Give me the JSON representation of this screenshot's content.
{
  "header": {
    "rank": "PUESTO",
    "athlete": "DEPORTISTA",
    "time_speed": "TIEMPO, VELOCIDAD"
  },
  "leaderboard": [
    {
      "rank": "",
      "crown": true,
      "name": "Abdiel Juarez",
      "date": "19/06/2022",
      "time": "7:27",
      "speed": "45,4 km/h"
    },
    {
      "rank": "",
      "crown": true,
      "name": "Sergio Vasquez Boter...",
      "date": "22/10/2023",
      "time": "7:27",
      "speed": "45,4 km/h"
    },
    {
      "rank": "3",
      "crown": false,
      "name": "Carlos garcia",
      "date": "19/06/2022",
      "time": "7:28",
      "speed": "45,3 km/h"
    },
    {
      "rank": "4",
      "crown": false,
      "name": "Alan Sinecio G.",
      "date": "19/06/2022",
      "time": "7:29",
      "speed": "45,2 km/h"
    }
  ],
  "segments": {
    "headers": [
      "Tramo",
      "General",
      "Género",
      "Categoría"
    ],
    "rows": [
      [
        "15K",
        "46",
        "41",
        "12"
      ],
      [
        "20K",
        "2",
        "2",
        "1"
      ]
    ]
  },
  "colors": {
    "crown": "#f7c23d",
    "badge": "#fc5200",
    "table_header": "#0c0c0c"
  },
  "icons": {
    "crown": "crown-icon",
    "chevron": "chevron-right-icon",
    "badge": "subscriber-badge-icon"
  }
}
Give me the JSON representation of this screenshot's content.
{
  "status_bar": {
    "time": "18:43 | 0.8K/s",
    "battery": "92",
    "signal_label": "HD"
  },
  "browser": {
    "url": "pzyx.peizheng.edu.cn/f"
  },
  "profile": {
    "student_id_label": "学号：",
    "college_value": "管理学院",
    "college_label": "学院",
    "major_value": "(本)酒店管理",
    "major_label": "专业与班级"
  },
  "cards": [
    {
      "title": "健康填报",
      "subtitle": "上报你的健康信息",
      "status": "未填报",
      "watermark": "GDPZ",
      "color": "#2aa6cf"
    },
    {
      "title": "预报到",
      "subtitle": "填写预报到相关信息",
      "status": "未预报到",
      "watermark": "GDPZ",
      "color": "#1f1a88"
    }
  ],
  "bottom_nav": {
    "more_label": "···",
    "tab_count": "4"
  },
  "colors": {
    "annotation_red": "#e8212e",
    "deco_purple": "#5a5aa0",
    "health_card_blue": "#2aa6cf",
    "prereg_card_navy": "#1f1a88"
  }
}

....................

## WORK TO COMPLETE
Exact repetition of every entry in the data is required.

## SOLVED PROBLEM
Give me the JSON representation of this screenshot's content.
{
  "header": {
    "rank": "PUESTO",
    "athlete": "DEPORTISTA",
    "time_speed": "TIEMPO, VELOCIDAD"
  },
  "leaderboard": [
    {
      "rank": "",
      "crown": true,
      "name": "Abdiel Juarez",
      "date": "19/06/2022",
      "time": "7:27",
      "speed": "45,4 km/h"
    },
    {
      "rank": "",
      "crown": true,
      "name": "Sergio Vasquez Boter...",
      "date": "22/10/2023",
      "time": "7:27",
      "speed": "45,4 km/h"
    },
    {
      "rank": "3",
      "crown": false,
      "name": "Carlos garcia",
      "date": "19/06/2022",
      "time": "7:28",
      "speed": "45,3 km/h"
    },
    {
      "rank": "4",
      "crown": false,
      "name": "Alan Sinecio G.",
      "date": "19/06/2022",
      "time": "7:29",
      "speed": "45,2 km/h"
    }
  ],
  "segments": {
    "headers": [
      "Tramo",
      "General",
      "Género",
      "Categoría"
    ],
    "rows": [
      [
        "15K",
        "46",
        "41",
        "12"
      ],
      [
        "20K",
        "2",
        "2",
        "1"
      ]
    ]
  },
  "colors": {
    "crown": "#f7c23d",
    "badge": "#fc5200",
    "table_header": "#0c0c0c"
  },
  "icons": {
    "crown": "crown-icon",
    "chevron": "chevron-right-icon",
    "badge": "subscriber-badge-icon"
  }
}
Give me the JSON representation of this screenshot's content.
{
  "status_bar": {
    "time": "18:43 | 0.8K/s",
    "battery": "92",
    "signal_label": "HD"
  },
  "browser": {
    "url": "pzyx.peizheng.edu.cn/f"
  },
  "profile": {
    "student_id_label": "学号：",
    "college_value": "管理学院",
    "college_label": "学院",
    "major_value": "(本)酒店管理",
    "major_label": "专业与班级"
  },
  "cards": [
    {
      "title": "健康填报",
      "subtitle": "上报你的健康信息",
      "status": "未填报",
      "watermark": "GDPZ",
      "color": "#2aa6cf"
    },
    {
      "title": "预报到",
      "subtitle": "填写预报到相关信息",
      "status": "未预报到",
      "watermark": "GDPZ",
      "color": "#1f1a88"
    }
  ],
  "bottom_nav": {
    "more_label": "···",
    "tab_count": "4"
  },
  "colors": {
    "annotation_red": "#e8212e",
    "deco_purple": "#5a5aa0",
    "health_card_blue": "#2aa6cf",
    "prereg_card_navy": "#1f1a88"
  }
}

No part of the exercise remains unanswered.